Severe acute respiratory syndrome coronavirus 2 (SARS-CoV-2), the virus that causes Coronavirus Disease 2019 (COVID-19), continues to plague the globe. Many approaches involve targeting inflammation to reduce mortality, such as using corticosteroids like dexamethasone and monoclonal antibodies like tocilizumab that target the cytokine IL-6. However, although these therapeutic options reduce mortality among patients, they do not provide 100% protection.
After a surge in the fatality rate (12.6%) by the Delta variant of SARS-CoV-2, lower mortality (7.3%) was recorded with the Omicron variant. Yet, the number of deaths remained high. This was because of the immune evasion ability of this variant of concern (VOC) and reduced vaccine efficacy against the variant.
A role of Interleukin-13 (IL-13) in severe infection outcomes of SARS-CoV-2 infection, including – increased smooth muscle contractility, mucus production, and immune cell recruitment, as well as airway remodeling, has been discovered recently. IL-13 has also been implicated in causing breathing difficulty and wheezing and decreased lung function and capacity in acute infection, explaining the disease's long-term impact.
A monoclonal antibody, dupilumab, targets the IL-4Ra receptors, blocking the signaling of IL-4 and IL-13.
Study: Dupilumab use is associated with protection from COVID-19 mortality: A retrospective analysis. Image Credit: Naeblys / Shutterstock
A recent report posted to the medRxiv* preprint server assessed the efficacy of dupilumab in blocking the IL-13 signaling pathway and its efficacy in reducing the COVID-19 associated mortality.
TriNetX and National COVID Cohort Collaborative (N3C) databases were used for this study. Participants were filtered from the N3C database based on the recorded COVID-19 positive test – either by positive SARS-CoV-2 polymerase chain reaction (PCR) test or positive antigen test—the first positive test marking the index date.
Participants were divided into three sub-cohorts – SARS-CoV-2 positive patients with no prior history of dupilumab use within 61 days pre-index date formed the control group; SARS-CoV-2 positive patients with prior history of dupilumab use within 61 days pre-index date formed the Dupilumab (+)ve group; and SARS-CoV-2 negative participants with prior dupilumab use formed the Dupilumab (-)ve group.

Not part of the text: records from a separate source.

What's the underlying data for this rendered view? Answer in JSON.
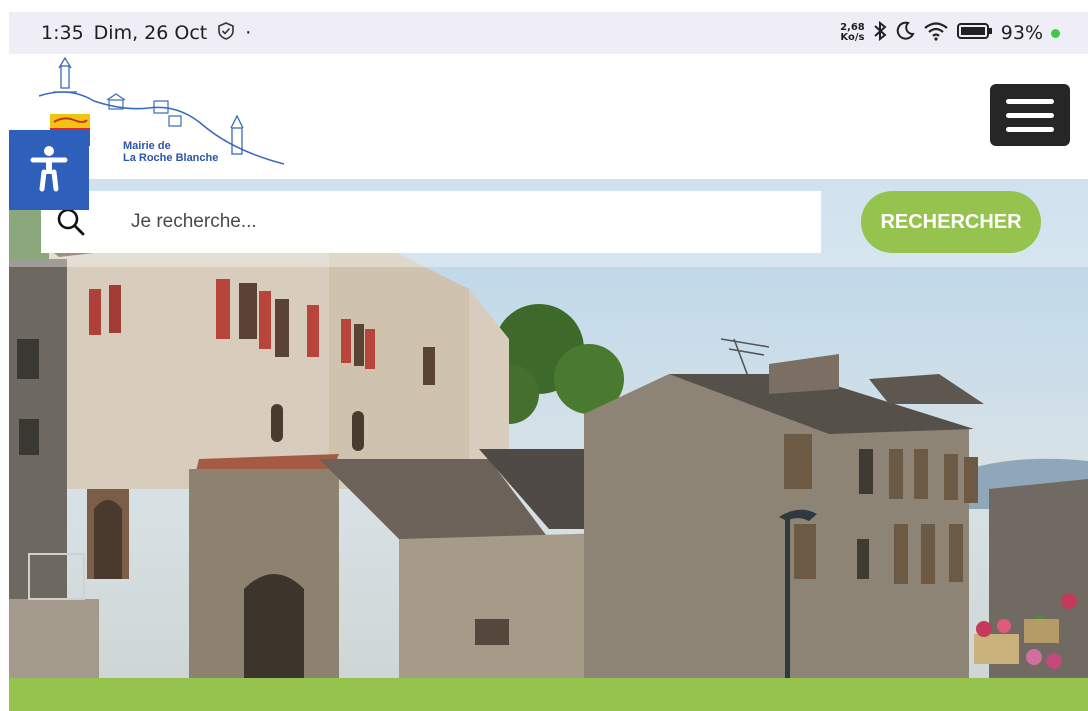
{
  "status_bar": {
    "time": "1:35",
    "date": "Dim, 26 Oct",
    "net_speed_value": "2,68",
    "net_speed_unit": "Ko/s",
    "battery": "93%"
  },
  "header": {
    "logo_line1": "Mairie de",
    "logo_line2": "La Roche Blanche"
  },
  "search": {
    "placeholder": "Je recherche...",
    "button_label": "RECHERCHER"
  },
  "colors": {
    "accent_green": "#95c34e",
    "accessibility_blue": "#2e5fba",
    "menu_dark": "#262626"
  },
  "icons": [
    "shield-check-icon",
    "bluetooth-icon",
    "moon-icon",
    "wifi-icon",
    "battery-icon",
    "search-icon",
    "hamburger-menu-icon",
    "accessibility-icon"
  ]
}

The incidence of SARS-CoV-2 positivity in participants who had taken dupilumab was calculated. The outcome 'Hospitalized' was defined as a positive SARS-CoV-2 test or diagnosis during hospitalization. 'Death' was defined from the record based on the contributing medical record system.
COVID-19 severity was categorized into four groups – the outpatients were marked 'mild'; hospitalized patients with no extracorporeal membrane oxygenation (ECMO) or intermittent mandatory ventilation (IMV) were marked 'moderate'; while hospitalized patients with ECMO or IMV were marked 'severe' and 'death'.
Out of the 1,069 patients taking prescribed dupilumab, 220 were diagnosed with SARS-CoV-2 infection within 61 days of taking dupilumab. It was found that Dupilumab (+)ve patients had significantly lower mortality than the control group.
Thereafter, the COVID-19 cases from the TriNetX database were categorized into – patients with recorded dupilumab use (937 and those without (1.7 million) and matched in the ratio of 1:1. It was noted that dupilumab reduced the risk of death compared to controls. Additionally, it was found that Dupilumab (+)ve cohort had lower C-reactive protein (CRP) values – suggesting lower inflammation in this group compared to the control group.
It was inferred that dupilumab usage was associated with higher survival rates compared to the control group. The findings support the causal role of IL-13 in the pathogenesis of COVID-19. It was hypothesized that dupilumab confers protection against SARS-CoV-2 by blocking the IL-13 signaling pathway. The datasets provide analyses supporting this hypothesis.
Dupilumab can be deemed a potent therapeutic option for treating SARS-CoV-2 infection, owing to its lowering effect on the disease severity and fatality rate of COVID-19 patients. The study proves the hypothesis that pharmacological inhibition of the IL-13 signaling pathway may be a therapeutic option against SARS-CoV-2 infection. Large-scale trials of dupilumab are warranted for determining its efficacy against severe outcomes of COVID-19 disease.
medRxiv publishes preliminary scientific reports that are not peer-reviewed and, therefore, should not be regarded as conclusive, guide clinical practice/health-related behavior, or treated as established information.